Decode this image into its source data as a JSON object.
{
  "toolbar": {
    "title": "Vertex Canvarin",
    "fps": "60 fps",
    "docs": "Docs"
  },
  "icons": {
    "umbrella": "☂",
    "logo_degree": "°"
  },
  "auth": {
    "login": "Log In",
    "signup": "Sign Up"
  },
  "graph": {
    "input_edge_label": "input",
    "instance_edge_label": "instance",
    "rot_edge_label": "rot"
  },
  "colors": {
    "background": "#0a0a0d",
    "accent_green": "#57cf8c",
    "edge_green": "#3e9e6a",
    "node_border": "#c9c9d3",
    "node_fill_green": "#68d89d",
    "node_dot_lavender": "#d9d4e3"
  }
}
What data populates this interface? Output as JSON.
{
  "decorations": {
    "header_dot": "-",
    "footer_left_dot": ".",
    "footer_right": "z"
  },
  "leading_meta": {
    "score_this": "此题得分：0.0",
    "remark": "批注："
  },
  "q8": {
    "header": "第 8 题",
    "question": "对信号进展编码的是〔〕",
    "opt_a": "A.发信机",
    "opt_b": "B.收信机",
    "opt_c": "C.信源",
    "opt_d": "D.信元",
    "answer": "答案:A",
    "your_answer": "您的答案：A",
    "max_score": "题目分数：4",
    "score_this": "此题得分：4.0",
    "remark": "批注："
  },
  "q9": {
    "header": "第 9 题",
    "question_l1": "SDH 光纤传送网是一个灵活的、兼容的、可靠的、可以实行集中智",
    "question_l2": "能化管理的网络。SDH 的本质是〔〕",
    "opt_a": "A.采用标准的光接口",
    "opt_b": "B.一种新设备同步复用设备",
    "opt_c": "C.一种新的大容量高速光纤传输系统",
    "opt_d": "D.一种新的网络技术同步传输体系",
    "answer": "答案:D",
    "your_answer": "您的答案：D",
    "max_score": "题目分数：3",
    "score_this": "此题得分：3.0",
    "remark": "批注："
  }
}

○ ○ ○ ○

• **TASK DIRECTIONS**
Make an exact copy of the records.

• **OUTPUT OF THE EXERCISE**
Decode this image into its source data as a JSON object.
{
  "toolbar": {
    "title": "Vertex Canvarin",
    "fps": "60 fps",
    "docs": "Docs"
  },
  "icons": {
    "umbrella": "☂",
    "logo_degree": "°"
  },
  "auth": {
    "login": "Log In",
    "signup": "Sign Up"
  },
  "graph": {
    "input_edge_label": "input",
    "instance_edge_label": "instance",
    "rot_edge_label": "rot"
  },
  "colors": {
    "background": "#0a0a0d",
    "accent_green": "#57cf8c",
    "edge_green": "#3e9e6a",
    "node_border": "#c9c9d3",
    "node_fill_green": "#68d89d",
    "node_dot_lavender": "#d9d4e3"
  }
}
What data populates this interface? Output as JSON.
{
  "decorations": {
    "header_dot": "-",
    "footer_left_dot": ".",
    "footer_right": "z"
  },
  "leading_meta": {
    "score_this": "此题得分：0.0",
    "remark": "批注："
  },
  "q8": {
    "header": "第 8 题",
    "question": "对信号进展编码的是〔〕",
    "opt_a": "A.发信机",
    "opt_b": "B.收信机",
    "opt_c": "C.信源",
    "opt_d": "D.信元",
    "answer": "答案:A",
    "your_answer": "您的答案：A",
    "max_score": "题目分数：4",
    "score_this": "此题得分：4.0",
    "remark": "批注："
  },
  "q9": {
    "header": "第 9 题",
    "question_l1": "SDH 光纤传送网是一个灵活的、兼容的、可靠的、可以实行集中智",
    "question_l2": "能化管理的网络。SDH 的本质是〔〕",
    "opt_a": "A.采用标准的光接口",
    "opt_b": "B.一种新设备同步复用设备",
    "opt_c": "C.一种新的大容量高速光纤传输系统",
    "opt_d": "D.一种新的网络技术同步传输体系",
    "answer": "答案:D",
    "your_answer": "您的答案：D",
    "max_score": "题目分数：3",
    "score_this": "此题得分：3.0",
    "remark": "批注："
  }
}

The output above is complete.